Kerri: me too!
Jeffe: The conference is six months away—what can writers be doing between now and then to prepare?
Kerri: Keep working on your WIPs, so you’ve got the best possible version in your mind that weekend.
Jeffe: Do they HAVE to be totally done by then?
Kerri: They do not. I will say that when we’re considering work by a new author, most of the time we will want to review a full manuscript. So we might talk about it in Colorado, but I’ll ask for you to hold off sending until you’ve got a full.
Jeffe: Do you ever give feedback in pitch sessions, about how the story might be improved?
Kerri: Yes, all the time. And I try to be nice about it.
Jeffe: I’m sure you are – I can’t imagine you being mean.
Kerri: Oh, I’m a softie. But I can imagine being on the other side of that table. Who wants to hear the editor lady say they got something wrong? No one. So generally what I’ll do is ask you a bunch of questions—why’d heroine do this? What’s hero’s motivation? HOW DOES IT END? And then I’ll throw out a few ideas.
Jeffe: Do you ever talk about a book being in a dead genre?
Kerri: Genre is a tough conversation to have. Although I’ll never say one is “dead”—just maybe… “not on the upswing right now.”
Everything in publishing is cyclical. Look at Romantic Suspense! It was “not on the upswing” for a couple years—now back with a vengeance. In fact, we’re looking for a series to build at Carina .
Jeffe: Very exciting news for the RS authors out there!
I know you have your wish list, as all the Carina editors do, but is there anything you’re really hoping someone will pitch?
Kerri: Yes. I have a few updates to that wish list.
a) An Army Wives-style drama with *multiple* romantic arcs—Contemporary, please. I have been dying for this. b) Multicultural or PoC (Person of Color) New Adult.
c) I’m a total Eastern Europe nerd and I’ve been searching for THE Russian- or Polish-set novel for what seems like half my career. Could be mystery, could be contemporary, could be Romantic Suspense.
Jeffe: So, Carina is a Harlequin imprint—do the books have to be romance?
Kerri: No, they do not.
We publish mystery, crime, scifi, fantasy, action/adventure. We do not require genre fiction books such as mystery, science fiction, and fantasy to have romantic elements. We read, acquire and publish nonromance with no romantic elements, as well! If you have a mystery, science fiction or fantasy manuscript that has no romantic elements, we want to see it.
What we are not publishing, because there are other imprints at Harlequin who do, and because every imprint needs to have a focus: thrillers, horror, women’s fiction, faith-based or inspirational fiction, nonfiction.
Jeffe: Lots of opportunities for our fiction writers, it sounds like!
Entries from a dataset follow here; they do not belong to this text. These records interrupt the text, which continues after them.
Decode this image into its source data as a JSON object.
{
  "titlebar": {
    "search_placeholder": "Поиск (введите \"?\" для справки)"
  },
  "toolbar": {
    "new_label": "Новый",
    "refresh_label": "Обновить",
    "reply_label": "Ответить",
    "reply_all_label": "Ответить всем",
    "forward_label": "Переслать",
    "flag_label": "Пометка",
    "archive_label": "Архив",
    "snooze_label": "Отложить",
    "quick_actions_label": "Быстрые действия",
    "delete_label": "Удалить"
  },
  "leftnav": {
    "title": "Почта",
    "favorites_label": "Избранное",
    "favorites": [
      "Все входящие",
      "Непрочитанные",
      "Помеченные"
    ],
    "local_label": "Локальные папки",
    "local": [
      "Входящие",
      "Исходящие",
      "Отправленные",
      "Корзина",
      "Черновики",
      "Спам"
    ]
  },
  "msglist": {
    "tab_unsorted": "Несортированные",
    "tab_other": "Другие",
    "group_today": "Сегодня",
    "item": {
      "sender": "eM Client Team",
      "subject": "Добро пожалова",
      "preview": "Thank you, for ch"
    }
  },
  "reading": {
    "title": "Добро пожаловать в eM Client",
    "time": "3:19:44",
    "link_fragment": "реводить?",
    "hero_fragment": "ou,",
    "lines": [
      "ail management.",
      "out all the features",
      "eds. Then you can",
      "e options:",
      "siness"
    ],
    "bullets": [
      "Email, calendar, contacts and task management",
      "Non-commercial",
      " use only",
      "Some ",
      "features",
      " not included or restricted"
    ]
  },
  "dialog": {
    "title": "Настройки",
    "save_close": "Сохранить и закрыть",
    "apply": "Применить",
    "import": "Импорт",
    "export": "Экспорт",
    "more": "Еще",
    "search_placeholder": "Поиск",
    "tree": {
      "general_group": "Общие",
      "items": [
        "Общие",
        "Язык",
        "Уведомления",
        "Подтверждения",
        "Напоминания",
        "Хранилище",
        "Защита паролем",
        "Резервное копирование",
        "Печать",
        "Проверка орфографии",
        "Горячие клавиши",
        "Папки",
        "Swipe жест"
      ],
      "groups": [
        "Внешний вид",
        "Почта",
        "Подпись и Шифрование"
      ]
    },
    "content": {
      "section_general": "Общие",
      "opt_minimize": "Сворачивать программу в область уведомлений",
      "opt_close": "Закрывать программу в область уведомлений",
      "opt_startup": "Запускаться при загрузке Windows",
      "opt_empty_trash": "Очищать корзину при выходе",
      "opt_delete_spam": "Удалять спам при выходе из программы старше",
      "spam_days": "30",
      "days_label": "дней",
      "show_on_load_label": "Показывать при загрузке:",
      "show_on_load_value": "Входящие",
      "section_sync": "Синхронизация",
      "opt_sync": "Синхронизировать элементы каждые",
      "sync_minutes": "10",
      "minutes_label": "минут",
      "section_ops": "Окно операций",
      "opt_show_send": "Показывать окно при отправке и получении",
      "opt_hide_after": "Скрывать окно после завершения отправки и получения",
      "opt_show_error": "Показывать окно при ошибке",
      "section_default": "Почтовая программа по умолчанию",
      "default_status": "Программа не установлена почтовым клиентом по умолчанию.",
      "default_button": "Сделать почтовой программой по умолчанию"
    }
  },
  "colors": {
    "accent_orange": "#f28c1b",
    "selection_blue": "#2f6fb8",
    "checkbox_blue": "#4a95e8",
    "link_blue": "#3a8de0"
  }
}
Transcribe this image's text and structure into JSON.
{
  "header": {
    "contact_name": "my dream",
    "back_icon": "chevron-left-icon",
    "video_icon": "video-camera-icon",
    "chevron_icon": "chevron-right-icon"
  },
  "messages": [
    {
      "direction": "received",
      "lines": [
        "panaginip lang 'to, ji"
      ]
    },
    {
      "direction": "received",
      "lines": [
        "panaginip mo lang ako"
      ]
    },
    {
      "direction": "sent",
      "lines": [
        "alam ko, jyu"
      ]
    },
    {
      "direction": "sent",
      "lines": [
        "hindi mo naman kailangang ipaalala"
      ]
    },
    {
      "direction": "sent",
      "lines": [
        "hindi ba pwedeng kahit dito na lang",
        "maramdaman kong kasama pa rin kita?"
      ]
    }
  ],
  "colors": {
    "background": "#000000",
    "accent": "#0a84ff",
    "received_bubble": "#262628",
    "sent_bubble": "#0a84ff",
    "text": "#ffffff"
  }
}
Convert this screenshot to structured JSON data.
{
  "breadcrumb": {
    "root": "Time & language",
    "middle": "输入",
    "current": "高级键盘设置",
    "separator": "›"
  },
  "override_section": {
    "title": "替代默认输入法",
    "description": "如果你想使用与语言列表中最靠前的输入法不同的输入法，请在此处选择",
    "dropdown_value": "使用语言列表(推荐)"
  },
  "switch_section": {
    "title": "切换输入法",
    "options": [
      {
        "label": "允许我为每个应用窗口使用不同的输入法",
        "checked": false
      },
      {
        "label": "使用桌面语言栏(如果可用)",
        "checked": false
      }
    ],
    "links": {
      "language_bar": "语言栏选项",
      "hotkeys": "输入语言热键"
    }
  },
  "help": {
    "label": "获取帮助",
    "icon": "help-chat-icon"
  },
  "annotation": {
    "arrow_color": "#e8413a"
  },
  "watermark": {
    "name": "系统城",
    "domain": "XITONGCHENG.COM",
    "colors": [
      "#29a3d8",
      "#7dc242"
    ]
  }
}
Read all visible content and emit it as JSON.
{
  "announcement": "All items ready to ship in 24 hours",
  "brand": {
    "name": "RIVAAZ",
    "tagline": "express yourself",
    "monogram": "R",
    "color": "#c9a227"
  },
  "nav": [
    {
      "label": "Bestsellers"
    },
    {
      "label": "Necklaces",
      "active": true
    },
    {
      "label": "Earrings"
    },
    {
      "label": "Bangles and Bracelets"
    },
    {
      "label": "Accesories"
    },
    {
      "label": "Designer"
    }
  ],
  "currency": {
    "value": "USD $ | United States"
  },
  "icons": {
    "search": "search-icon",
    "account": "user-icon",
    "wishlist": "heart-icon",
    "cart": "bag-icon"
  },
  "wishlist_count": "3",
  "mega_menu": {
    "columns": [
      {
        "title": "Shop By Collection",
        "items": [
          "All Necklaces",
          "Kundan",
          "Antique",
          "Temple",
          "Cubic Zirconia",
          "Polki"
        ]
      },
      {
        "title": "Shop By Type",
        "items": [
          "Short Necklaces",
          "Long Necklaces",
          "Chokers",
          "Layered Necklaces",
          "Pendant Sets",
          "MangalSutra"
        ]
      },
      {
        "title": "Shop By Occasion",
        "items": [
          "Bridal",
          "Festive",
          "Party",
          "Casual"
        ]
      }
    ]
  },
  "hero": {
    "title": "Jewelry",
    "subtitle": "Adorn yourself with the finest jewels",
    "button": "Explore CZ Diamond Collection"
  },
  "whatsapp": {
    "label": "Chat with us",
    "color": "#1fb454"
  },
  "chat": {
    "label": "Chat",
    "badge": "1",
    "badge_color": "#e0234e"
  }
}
Jeffe: Anything else you want people to know?
Kerri: I will add that mystery, in particular, is an area we are focusing on for growth in 2014-2015.
Jeffe: Any particular kind of mystery?
Kerri: Oh, everything from cozy/amateur sleuth to high-octane. Personally, I tend toward the offbeat. I like quirky PIs, cranky cops, wackadoo agents—character-driven mysteries, I suppose you could say.
Jeffe: Sounds great!
Kerri: I think so. It’s a fun hunt.
Thanks so much for taking the time to give folks a sneak-peek for the Colorado Gold Conference, Kerri! I’m sure everyone will be excited to meet and talk with you there.